Jonathan is a partner in Blandy & Blandy LLP, solicitors in Reading. He joined the firm as a trainee solicitor in 1991 and qualified as a solicitor in October 1993. Since qualification he has worked in the firm’s Probate, Tax & Trust Department specialising in all aspects of estate and trust administration, lifetime estate planning and Court of Protection work. He was first appointed as Under Sheriff for Berkshire in August 2002.
The firm of Blandy & Blandy has been associated with the office of Under Sheriff since 1837 when John Jackson Blandy was appointed as Under Sheriff.
The role of Under Sheriff

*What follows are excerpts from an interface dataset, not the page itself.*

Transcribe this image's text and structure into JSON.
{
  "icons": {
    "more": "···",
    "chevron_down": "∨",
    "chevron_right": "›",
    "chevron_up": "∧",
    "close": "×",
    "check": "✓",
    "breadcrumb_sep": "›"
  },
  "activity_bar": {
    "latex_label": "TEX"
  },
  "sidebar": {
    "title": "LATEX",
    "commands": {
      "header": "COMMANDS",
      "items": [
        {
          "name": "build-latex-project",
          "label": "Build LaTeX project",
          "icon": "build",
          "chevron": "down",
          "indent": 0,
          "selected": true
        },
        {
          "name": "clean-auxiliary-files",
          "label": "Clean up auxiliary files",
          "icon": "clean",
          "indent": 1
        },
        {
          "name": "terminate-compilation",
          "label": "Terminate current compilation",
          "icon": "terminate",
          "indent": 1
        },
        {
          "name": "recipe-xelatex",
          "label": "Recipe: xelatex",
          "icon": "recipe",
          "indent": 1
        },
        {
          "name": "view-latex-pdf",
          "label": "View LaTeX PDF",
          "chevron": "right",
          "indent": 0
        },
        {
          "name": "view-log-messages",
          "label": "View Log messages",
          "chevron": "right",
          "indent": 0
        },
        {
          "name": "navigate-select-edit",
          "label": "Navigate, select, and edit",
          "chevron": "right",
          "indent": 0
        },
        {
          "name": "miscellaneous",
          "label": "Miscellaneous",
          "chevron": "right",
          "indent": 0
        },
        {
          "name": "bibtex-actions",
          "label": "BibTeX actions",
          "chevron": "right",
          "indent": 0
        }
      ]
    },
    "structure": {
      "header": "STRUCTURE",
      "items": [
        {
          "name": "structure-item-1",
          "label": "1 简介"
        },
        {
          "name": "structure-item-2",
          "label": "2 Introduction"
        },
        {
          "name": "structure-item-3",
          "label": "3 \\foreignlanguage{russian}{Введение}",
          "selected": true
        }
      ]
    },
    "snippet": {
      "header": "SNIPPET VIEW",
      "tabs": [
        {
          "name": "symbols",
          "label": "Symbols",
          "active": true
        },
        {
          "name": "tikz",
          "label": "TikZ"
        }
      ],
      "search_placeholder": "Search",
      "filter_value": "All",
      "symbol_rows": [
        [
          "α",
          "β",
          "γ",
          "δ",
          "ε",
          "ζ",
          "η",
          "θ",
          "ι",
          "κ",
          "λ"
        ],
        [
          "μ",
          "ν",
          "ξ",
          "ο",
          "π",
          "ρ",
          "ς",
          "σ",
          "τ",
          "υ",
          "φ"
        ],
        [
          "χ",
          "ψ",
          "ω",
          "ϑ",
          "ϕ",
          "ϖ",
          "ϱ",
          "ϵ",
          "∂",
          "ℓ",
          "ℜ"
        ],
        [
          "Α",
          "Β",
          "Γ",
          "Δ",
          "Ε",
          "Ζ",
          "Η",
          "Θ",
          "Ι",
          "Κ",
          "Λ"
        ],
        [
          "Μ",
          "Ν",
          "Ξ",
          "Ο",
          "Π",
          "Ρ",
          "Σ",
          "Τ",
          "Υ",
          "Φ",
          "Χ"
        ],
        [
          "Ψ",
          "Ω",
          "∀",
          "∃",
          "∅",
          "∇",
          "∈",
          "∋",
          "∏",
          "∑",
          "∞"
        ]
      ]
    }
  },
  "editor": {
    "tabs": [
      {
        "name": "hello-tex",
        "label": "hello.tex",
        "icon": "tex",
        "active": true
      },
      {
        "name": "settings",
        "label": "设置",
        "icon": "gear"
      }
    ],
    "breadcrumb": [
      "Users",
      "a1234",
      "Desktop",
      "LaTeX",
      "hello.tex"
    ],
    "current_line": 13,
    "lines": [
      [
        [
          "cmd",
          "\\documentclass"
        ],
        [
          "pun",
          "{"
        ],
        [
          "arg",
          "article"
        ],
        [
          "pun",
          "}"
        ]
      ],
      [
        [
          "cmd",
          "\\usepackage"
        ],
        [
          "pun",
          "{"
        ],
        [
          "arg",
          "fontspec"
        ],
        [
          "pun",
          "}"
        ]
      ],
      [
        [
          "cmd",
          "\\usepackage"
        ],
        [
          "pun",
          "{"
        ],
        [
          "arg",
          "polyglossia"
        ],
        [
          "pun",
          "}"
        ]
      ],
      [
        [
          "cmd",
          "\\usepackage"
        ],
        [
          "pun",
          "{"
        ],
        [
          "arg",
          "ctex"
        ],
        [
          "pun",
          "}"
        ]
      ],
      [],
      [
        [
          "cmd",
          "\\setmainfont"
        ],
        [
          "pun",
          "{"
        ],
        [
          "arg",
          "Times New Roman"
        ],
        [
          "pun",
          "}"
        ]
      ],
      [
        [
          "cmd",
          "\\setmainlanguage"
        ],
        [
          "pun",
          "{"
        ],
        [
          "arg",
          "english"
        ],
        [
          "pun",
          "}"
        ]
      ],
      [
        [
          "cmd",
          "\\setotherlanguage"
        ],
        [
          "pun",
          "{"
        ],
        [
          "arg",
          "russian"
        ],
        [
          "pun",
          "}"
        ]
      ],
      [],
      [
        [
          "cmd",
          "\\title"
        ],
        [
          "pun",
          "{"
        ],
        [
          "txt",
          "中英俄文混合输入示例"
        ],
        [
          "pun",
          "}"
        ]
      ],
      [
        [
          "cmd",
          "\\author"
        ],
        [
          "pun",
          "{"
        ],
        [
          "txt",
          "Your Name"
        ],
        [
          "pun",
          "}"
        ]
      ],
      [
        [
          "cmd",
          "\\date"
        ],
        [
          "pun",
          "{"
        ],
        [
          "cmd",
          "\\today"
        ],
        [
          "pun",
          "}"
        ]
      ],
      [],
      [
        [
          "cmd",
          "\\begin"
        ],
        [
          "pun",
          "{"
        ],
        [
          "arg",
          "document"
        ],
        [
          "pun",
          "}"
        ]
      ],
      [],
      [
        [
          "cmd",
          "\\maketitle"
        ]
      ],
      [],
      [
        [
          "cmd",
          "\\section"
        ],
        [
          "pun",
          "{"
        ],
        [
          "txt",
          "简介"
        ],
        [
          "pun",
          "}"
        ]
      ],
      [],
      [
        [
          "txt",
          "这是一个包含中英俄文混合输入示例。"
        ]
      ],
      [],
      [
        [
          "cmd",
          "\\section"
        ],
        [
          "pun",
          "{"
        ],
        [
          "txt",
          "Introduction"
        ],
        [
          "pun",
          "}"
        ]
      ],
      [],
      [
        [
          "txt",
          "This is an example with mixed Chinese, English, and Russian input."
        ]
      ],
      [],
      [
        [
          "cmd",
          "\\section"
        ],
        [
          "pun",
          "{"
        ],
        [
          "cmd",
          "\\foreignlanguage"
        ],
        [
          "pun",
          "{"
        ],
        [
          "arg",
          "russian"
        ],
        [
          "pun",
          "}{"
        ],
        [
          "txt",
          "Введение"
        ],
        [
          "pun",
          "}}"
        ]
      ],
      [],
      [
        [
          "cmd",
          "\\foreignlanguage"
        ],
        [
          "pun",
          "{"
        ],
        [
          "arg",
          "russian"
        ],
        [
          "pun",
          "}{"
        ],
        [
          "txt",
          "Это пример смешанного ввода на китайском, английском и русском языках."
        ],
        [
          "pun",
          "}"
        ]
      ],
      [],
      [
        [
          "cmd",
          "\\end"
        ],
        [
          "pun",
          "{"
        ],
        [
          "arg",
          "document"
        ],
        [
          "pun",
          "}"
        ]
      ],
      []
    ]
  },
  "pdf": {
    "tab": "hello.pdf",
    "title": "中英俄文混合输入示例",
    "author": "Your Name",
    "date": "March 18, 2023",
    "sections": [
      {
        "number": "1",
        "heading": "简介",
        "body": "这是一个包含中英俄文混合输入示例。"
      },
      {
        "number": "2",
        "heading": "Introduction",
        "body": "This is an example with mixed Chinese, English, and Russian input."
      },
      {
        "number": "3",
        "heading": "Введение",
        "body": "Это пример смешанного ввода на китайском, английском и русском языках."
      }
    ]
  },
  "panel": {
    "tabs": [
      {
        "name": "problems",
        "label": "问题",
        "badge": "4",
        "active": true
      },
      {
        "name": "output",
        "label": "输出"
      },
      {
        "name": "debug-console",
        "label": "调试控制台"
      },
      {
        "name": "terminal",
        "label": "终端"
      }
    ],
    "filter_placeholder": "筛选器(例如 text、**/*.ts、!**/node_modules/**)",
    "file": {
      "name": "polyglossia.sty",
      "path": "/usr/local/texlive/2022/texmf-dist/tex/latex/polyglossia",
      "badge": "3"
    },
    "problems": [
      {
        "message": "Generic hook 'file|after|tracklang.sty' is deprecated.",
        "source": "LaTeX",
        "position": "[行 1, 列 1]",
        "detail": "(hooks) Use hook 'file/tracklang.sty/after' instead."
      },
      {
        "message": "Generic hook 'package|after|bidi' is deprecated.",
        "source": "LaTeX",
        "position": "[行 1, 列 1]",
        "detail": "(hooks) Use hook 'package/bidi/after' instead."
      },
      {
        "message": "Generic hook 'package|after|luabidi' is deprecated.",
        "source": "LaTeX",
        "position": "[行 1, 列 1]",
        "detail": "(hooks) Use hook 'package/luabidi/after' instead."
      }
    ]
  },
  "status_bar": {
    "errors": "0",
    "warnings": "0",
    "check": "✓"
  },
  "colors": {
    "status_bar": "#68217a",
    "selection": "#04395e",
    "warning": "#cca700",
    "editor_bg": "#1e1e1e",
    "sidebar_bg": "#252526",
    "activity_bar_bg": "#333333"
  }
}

In medieval times Sheriffs were important men and often had other business of the King to attend to in addition to the multiple duties of the medieval Sheriff. It therefore became the custom to appoint an Under Sheriff to ensure that the business of the shire could continue even when the Sheriff was occupied on other affairs. The term Under Sheriff is first recorded in the 12th century.
It is a requirement of the Sheriffs’ Act 1887 that a High Sheriff must appoint an Under Sheriff within one month taking office. The Under Sheriff is often a solicitor and is appointed annually by successive High Sheriffs and is responsible for the legal functions of the office, leaving the High Sheriff to perform ceremonial functions of the office.
Until 2004, all High Court writs were addressed to the High Sheriff and the Under Sheriff was responsible for the execution of those writs via his Sheriff’s officers and bailiffs. Following the changes introduced in 2004, those writs are no longer addressed to the High Sheriff, but Jonathan Gater still deals with the enforcement of High Court writs in his capacity as an authorised High Court Enforcement Officer.
The role of Under Sheriff is therefore now largely ceremonial, with the main responsibilities being organising the swearing-in of the High Sheriff each year, liaising with the Courts regarding the visits of High Court Judges throughout the year and the annual ceremonial church service to celebrate the opening of the Crown Court, which usually takes place each October.